About this exercise >>
What lines of the data below hold the string "emoji"? Copy each one.

Records for processing >>

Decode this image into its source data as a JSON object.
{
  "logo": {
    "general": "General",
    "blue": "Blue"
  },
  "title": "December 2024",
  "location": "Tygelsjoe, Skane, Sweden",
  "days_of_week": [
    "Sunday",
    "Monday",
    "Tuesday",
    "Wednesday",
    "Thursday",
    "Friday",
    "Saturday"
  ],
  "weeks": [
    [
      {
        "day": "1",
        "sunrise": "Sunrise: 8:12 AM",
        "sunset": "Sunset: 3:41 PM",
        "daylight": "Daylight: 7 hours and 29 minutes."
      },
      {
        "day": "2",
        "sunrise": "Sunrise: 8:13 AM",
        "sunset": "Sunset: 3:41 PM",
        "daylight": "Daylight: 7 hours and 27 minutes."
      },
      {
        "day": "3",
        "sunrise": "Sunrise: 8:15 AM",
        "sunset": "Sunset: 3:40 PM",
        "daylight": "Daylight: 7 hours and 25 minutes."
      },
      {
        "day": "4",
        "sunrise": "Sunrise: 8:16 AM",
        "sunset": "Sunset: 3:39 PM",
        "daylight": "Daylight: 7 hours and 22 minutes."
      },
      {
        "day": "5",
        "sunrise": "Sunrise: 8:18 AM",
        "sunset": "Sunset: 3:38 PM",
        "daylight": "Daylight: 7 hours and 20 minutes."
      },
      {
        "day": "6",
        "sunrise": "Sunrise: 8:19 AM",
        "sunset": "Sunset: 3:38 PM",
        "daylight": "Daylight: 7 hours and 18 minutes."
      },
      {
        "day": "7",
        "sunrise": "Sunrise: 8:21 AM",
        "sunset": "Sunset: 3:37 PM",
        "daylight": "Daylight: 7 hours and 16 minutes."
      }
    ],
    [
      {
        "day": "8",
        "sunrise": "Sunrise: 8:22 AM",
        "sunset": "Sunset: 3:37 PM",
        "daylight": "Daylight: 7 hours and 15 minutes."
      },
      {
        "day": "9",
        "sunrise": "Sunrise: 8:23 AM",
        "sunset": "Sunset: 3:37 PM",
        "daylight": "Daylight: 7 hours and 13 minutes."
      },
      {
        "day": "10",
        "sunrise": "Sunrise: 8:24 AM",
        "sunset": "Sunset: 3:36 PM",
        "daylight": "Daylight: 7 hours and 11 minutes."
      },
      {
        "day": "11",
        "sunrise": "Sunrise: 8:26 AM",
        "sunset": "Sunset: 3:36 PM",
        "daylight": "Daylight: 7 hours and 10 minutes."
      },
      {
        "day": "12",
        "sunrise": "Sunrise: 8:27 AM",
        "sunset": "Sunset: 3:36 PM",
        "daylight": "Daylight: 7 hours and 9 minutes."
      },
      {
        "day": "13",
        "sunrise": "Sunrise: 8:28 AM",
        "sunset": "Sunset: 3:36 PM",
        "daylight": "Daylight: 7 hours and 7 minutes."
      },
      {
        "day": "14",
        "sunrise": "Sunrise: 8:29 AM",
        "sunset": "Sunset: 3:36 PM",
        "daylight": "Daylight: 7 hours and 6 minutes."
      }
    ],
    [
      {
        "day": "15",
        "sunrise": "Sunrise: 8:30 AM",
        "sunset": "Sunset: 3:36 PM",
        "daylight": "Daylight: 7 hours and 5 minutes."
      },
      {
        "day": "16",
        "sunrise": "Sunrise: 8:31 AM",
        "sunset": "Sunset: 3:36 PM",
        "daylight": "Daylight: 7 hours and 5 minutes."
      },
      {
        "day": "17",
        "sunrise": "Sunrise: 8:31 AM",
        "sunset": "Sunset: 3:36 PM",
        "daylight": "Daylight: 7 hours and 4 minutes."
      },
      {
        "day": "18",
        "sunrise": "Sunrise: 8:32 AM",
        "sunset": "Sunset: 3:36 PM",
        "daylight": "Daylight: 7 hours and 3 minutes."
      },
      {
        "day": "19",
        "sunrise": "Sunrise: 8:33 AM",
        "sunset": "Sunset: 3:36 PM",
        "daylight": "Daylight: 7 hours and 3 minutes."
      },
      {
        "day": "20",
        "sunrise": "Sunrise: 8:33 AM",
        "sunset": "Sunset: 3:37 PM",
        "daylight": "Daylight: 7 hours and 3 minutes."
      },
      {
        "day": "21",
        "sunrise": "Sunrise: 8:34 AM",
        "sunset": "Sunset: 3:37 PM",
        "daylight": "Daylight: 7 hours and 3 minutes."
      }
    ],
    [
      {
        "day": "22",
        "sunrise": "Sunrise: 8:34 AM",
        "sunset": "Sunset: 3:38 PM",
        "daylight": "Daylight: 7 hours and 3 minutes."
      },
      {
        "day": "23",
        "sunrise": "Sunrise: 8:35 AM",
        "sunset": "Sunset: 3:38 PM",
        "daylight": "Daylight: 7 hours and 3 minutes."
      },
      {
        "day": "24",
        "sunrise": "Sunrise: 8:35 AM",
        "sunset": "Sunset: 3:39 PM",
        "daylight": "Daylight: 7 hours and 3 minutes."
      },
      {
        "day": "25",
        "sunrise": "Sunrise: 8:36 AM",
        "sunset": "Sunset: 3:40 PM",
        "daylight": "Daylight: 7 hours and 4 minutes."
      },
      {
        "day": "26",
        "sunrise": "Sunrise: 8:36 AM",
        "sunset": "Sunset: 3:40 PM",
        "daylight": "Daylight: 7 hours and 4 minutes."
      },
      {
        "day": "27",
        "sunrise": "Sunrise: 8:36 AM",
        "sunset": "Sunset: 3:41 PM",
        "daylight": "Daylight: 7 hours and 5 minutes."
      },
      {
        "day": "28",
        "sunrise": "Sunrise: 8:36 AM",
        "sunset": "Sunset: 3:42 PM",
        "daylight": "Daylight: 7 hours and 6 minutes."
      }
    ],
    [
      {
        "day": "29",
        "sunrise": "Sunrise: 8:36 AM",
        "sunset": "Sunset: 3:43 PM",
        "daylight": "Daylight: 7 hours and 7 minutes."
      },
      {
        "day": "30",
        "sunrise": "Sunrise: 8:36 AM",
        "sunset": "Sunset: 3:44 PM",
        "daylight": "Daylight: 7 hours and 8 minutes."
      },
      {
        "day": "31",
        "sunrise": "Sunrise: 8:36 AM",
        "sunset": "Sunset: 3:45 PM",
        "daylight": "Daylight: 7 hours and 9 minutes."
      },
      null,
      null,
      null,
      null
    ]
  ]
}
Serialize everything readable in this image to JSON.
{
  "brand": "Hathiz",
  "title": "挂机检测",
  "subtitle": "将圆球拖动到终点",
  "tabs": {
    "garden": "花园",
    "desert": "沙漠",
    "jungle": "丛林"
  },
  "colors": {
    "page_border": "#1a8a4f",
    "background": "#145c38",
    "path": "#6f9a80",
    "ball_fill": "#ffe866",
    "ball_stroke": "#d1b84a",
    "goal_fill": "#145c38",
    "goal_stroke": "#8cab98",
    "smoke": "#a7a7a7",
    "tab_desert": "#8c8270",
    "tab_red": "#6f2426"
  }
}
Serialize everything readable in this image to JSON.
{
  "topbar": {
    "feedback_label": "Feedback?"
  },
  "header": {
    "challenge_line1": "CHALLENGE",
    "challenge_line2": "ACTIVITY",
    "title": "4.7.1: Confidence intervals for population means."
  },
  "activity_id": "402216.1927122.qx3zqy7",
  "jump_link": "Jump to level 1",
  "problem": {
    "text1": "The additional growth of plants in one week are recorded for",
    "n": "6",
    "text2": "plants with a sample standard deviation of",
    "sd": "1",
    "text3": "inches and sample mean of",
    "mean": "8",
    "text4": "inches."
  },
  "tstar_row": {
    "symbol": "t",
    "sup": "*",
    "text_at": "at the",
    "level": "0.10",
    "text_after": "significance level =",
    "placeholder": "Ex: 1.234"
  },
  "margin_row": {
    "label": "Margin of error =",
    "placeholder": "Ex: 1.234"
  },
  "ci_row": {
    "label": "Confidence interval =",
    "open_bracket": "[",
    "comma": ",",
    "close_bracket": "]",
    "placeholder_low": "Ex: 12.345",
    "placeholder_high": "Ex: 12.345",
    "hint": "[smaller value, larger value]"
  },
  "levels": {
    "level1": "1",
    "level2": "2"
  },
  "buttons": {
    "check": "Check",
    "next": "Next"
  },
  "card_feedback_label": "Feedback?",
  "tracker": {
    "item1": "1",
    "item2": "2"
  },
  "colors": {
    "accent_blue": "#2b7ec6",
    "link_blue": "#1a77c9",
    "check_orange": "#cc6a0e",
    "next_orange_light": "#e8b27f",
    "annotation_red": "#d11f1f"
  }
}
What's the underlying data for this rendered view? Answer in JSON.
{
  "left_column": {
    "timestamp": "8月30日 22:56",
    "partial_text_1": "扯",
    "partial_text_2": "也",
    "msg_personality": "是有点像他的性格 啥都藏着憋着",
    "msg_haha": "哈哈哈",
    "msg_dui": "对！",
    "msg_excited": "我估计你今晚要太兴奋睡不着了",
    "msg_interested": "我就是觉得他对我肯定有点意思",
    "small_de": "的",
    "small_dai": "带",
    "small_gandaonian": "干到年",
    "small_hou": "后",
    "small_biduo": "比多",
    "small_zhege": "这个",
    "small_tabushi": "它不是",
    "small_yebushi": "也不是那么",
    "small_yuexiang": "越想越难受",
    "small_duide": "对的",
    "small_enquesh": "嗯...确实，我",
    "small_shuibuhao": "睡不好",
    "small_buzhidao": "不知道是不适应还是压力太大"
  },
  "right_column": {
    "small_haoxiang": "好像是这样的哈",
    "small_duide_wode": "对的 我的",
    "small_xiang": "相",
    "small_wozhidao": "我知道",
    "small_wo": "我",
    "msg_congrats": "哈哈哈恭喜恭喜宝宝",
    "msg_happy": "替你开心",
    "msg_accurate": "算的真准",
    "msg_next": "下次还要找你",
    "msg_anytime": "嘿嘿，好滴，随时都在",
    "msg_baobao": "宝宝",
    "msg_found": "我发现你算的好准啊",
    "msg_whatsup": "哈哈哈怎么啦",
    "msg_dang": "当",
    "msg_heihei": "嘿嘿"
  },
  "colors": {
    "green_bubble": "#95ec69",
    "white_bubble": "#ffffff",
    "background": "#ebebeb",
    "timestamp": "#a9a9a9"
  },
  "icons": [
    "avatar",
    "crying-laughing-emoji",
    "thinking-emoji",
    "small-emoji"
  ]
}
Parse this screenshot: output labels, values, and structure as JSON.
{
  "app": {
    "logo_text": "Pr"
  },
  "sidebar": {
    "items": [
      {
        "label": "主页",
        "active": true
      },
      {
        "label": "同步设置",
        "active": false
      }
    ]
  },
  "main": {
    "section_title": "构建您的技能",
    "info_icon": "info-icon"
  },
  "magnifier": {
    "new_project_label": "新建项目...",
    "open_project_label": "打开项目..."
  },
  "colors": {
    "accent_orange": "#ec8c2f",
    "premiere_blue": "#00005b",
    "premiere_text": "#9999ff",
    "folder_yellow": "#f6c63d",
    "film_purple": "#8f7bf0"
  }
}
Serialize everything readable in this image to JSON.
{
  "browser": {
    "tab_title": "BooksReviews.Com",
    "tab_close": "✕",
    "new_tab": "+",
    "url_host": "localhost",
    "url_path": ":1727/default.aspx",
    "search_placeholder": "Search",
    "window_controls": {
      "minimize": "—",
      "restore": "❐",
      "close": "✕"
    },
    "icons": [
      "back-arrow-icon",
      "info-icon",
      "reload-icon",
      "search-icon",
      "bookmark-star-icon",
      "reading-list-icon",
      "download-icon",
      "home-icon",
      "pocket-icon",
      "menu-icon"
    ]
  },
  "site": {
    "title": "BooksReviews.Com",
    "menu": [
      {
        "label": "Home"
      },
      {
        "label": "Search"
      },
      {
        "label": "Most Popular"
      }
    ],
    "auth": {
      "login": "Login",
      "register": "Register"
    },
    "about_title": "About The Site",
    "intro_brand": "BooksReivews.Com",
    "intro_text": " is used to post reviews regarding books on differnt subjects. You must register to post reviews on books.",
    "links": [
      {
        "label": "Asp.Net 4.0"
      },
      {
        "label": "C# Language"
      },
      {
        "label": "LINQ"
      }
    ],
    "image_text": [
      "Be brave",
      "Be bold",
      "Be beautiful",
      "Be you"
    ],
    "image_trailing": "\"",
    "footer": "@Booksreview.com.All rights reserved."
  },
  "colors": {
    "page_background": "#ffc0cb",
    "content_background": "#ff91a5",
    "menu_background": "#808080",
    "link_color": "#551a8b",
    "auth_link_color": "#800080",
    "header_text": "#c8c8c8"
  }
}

Result >>
    "crying-laughing-emoji",
    "thinking-emoji",
    "small-emoji"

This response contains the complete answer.